Vivian Carter is fed up. Fed up with her small-town Texas high school that thinks the football team can do no wrong. Fed up with sexist dress codes and hallway harassment. But most of all, Viv Carter is fed up with always following the rules.
Viv’s mom was a punk rock Riot Grrrl in the ’90s, so now Viv takes a page from her mother’s past and creates a feminist zine that she distributes anonymously to her classmates. She’s just blowing off steam, but other girls respond. Pretty soon Viv is forging friendships with other young women across the divides of cliques and popularity rankings, and she realizes that what she has started is nothing short of a girl revolution.
This book was a rare experience for me for two reasons. One: it is a young adult novel, which is not a genre I tend to read. Two: I loved it so much that I read it in less than twenty-four hours. Vivian, a sixteen year old high school student from a small town in Texas, decides to start a Riot Grrrl-inspired zine called Moxie to vent about the sexism and harassment which is commonplace in her school. Vivian’s small act of defiance quickly grows into a movement, empowering young women (and men) across the school to challenge the behaviours and indeed the wider school environment which are both so patently unacceptable.
I am loathe to use the term ‘girl power’ but effectively, that is what this story is all about. The homage to the Riot Grrrl movement of the early 1990s is heart-warming and (for those of us of a certain age) a little nostalgic. Mathieu does a really good job of crafting an engaging, entertaining plot filled with interesting, complex characters. The protagonist, Vivian, is drawn very realistically; a typical sixteen year old girl who just wants to get on with her studies and keep herself out of trouble. However, she also cannot help but see the unfairness and discrimination going on all around her and ultimately rebels, and rightly so! She is joined by her friends and classmates, an interesting supporting cast who are all different but ultimately come together in mutual support and recognition that they are more powerful together than apart.
In terms of the plot Mathieu deals well with a range of issues which confront young women, from sexist jokes in the classroom, to the institutional sexism of targeting female students over their appearance, to the most sensitive and serious issues like sexual assault. I also liked that the story was not framed as boys versus girls; indeed, not all the young women in the story were keen feminists (at first, anyway) and not all of the boys were participating in the sexist behaviour, with some actually joining in with the Moxie revolution. The result is a realistic story about growing a movement, taking back control, and realising that we are all more similar than we are different. It is also a story about feminism and what it means to be a feminist in an age when people often talk about feminism as though it’s no longer relevant.

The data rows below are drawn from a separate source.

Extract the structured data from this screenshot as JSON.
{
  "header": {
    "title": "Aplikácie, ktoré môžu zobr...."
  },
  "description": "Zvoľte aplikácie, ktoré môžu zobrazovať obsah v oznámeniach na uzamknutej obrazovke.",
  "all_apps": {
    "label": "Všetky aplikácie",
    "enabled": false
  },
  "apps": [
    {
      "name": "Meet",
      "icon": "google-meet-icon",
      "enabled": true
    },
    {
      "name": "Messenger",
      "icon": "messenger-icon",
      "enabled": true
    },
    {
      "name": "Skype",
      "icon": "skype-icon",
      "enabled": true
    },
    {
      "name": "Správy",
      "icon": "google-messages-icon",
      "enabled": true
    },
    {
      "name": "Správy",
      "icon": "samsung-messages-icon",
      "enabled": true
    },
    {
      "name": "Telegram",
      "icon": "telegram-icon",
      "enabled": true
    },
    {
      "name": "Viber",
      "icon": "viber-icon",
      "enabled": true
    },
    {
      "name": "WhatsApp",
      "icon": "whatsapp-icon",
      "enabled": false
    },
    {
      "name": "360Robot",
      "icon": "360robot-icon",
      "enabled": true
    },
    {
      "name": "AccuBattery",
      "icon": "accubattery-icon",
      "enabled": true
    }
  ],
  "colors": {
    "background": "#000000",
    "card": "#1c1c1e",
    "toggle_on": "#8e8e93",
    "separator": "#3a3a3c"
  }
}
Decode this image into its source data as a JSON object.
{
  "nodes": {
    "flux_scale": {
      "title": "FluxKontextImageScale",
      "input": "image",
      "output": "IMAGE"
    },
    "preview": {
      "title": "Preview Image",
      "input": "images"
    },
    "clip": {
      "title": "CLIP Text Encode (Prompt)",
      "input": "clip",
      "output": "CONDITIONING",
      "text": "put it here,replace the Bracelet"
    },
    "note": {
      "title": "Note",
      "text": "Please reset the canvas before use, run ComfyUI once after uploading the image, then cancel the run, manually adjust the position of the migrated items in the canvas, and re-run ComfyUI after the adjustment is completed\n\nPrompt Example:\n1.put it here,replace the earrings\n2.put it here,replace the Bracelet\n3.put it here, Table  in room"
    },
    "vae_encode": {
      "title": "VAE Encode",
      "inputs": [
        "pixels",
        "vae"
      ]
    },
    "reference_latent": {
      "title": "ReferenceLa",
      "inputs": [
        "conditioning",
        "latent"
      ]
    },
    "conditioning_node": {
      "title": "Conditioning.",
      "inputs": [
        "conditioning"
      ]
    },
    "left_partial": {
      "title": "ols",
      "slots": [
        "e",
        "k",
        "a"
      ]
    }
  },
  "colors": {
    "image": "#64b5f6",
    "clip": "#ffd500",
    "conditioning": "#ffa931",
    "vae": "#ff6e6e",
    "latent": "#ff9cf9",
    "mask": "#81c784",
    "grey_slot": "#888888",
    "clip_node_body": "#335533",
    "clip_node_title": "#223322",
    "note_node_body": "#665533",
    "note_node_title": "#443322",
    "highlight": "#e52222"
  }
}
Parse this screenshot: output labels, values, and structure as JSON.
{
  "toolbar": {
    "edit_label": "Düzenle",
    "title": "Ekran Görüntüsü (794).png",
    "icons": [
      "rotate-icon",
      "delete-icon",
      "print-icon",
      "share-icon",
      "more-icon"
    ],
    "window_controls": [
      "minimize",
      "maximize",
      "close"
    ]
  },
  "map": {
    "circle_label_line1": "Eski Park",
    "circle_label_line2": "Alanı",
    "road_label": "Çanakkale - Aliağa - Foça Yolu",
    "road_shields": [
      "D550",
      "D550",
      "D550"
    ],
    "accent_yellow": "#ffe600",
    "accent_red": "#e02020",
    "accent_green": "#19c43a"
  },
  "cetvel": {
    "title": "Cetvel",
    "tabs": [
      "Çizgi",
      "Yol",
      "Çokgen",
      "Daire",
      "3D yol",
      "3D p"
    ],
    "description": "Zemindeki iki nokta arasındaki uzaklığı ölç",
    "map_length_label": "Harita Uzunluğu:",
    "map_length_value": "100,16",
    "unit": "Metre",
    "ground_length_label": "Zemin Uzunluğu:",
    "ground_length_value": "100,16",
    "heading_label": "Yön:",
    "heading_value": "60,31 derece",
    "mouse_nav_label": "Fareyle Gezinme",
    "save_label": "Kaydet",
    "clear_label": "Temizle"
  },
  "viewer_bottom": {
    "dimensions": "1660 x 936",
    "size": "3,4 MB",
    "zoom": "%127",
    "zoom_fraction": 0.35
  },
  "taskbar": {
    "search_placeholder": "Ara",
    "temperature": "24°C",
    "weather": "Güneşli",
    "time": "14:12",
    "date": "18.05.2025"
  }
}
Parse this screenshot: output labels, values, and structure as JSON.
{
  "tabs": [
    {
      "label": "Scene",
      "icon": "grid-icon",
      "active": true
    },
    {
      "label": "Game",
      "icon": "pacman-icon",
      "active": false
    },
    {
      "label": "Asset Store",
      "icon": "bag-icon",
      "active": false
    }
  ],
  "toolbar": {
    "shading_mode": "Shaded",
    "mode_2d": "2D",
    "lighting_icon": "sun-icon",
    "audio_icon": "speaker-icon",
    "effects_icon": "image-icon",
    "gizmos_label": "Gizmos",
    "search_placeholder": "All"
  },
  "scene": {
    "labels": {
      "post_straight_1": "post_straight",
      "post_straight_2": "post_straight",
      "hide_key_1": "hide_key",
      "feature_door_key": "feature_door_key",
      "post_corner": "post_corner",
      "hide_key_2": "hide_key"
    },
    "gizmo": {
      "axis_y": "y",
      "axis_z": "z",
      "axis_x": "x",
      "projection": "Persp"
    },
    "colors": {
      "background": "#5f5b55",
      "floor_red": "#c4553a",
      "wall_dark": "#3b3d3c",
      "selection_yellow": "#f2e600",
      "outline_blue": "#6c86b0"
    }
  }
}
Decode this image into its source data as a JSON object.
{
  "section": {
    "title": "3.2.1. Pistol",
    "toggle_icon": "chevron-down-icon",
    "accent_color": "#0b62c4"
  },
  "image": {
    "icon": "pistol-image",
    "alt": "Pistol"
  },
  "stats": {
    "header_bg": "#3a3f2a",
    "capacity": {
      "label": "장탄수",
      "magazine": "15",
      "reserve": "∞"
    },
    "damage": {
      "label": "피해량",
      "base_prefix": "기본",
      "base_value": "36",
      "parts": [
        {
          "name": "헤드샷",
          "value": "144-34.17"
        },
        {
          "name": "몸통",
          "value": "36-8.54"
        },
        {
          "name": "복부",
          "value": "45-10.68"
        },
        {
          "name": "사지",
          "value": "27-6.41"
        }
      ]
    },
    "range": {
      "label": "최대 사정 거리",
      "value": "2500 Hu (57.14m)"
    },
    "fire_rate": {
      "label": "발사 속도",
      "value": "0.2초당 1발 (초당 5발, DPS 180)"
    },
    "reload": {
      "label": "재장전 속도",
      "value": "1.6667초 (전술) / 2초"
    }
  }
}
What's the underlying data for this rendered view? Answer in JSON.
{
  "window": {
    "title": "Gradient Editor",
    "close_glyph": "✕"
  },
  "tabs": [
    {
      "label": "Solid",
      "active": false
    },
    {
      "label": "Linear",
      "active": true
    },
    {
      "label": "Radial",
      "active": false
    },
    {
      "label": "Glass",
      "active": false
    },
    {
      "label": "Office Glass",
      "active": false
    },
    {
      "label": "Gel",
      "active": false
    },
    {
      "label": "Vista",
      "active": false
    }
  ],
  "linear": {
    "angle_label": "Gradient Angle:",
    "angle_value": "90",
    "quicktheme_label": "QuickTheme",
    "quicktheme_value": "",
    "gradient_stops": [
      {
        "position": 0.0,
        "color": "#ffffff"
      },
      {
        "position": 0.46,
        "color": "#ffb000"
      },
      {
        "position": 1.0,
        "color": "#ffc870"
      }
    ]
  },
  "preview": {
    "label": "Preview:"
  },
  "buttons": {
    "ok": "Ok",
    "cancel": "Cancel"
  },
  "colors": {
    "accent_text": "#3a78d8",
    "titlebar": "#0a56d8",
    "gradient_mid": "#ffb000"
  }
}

I’m not normally one to quote at length from books but these few lines, when Vivian realises the power of what she’s started, really struck a chord with me:
“This is what it means to be a feminist. Not a humanist or an equalist or whatever. But a feminist. It’s not a bad word. After today it might be my favorite word. Because really all it is is girls supporting each other and wanting to be treated like human beings in a world that’s always finding ways to tell them they’re not.”
In short, this was a highly entertaining, relevant and powerful read. Five stars.